Dog shelter proposal fails to find favour with animal rights activists

TNN | Mar 15, 2012, 04.34AM IST

CHENNAI: The Corporation of Chennai's proposal to set up a shelter to take stray dogs off the streets has drawn criticism from animal welfare activists as it is against the Animal Birth Control (Dogs) Rules of 2001. "Stray dogs have to be sterilised and released in the same area according to the Animal Birth Control (ABC) rules, drawn up under the Prevention of Cruelty to Animals Act, 1960," said Chinny Krishna, vice chairman, Animal Welfare Board of India. 

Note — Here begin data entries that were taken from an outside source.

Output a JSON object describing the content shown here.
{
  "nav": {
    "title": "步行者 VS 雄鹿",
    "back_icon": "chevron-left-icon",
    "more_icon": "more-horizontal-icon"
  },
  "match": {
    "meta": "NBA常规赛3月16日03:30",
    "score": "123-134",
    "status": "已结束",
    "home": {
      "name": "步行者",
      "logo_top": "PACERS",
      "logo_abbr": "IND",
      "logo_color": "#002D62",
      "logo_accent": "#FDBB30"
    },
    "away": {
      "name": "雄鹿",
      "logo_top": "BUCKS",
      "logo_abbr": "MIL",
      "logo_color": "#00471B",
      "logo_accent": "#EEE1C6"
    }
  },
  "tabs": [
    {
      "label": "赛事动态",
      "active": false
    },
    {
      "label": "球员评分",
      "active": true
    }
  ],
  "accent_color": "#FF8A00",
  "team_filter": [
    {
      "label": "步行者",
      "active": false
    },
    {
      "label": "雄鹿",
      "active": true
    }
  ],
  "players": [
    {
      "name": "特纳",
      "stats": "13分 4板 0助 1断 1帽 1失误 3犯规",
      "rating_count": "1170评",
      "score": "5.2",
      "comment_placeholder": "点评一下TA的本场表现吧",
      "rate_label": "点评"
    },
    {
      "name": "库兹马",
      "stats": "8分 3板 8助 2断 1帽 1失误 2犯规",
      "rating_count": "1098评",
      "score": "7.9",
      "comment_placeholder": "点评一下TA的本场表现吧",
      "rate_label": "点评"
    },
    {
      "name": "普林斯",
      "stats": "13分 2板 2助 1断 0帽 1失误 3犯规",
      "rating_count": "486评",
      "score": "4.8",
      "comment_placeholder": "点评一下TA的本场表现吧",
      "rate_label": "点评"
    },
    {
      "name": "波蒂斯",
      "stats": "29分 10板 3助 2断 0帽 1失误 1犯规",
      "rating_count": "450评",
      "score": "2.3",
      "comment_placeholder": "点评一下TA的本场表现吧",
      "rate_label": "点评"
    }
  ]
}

"So they cannot be removed from the street and put in shelters." But officials say a shelter is the best way to curb the stray dog population. "We plan to set up a shelter that will house a minimum of 2,000 dogs. The aim is to remove stray dogs from streets and give them a home," said corporation commissioner P W C Davidar. "We have just made the announcement. The next step is to plan the shelter and identify the location."

Funds have not yet been allocated for the project, but it will not be capital intensive, he said. However, animal welfare activists said that setting up a shelter will not curb the stray dog population. According to official estimates, there are about 30,000 stray dogs within the old corporation limits. The number of stray dogs in any area is directly proportional to the availability of food, said Sathya Radhakrishnan, honorary joint secretary of Blue Cross. 

"If you remove dogs from one area, other dogs will come in," he said, adding that the only solution is strengthening the ABC programme. Such shelters have not been a success in other countries. "Similar projects have been tried out unsuccessfully in Taiwan, the US and many parts of eastern Europe," said Krishna. Shelters cannot house large numbers of dogs. "If the animals are kept in single kennels, they become unfriendly to human beings," he said. 

"If more than 15 or 20 dogs are kept together in open areas, they begin to display pack behaviour and attack each other." However, corporation officials say they have a viable plan. "We will put the animals in separate pens in numbers that are easy to handle," said Davidar, adding that they plan to implement the proposal before the next budget. "We have received positive feedback for our proposal from people living in areas that face stray dog menace." Animal activists do feel the shelter would be useful for pets that are abandoned. "The owners can instead leave them at the shelter," said Krishna. "The shelter can also rescue pups from streets and re-home them."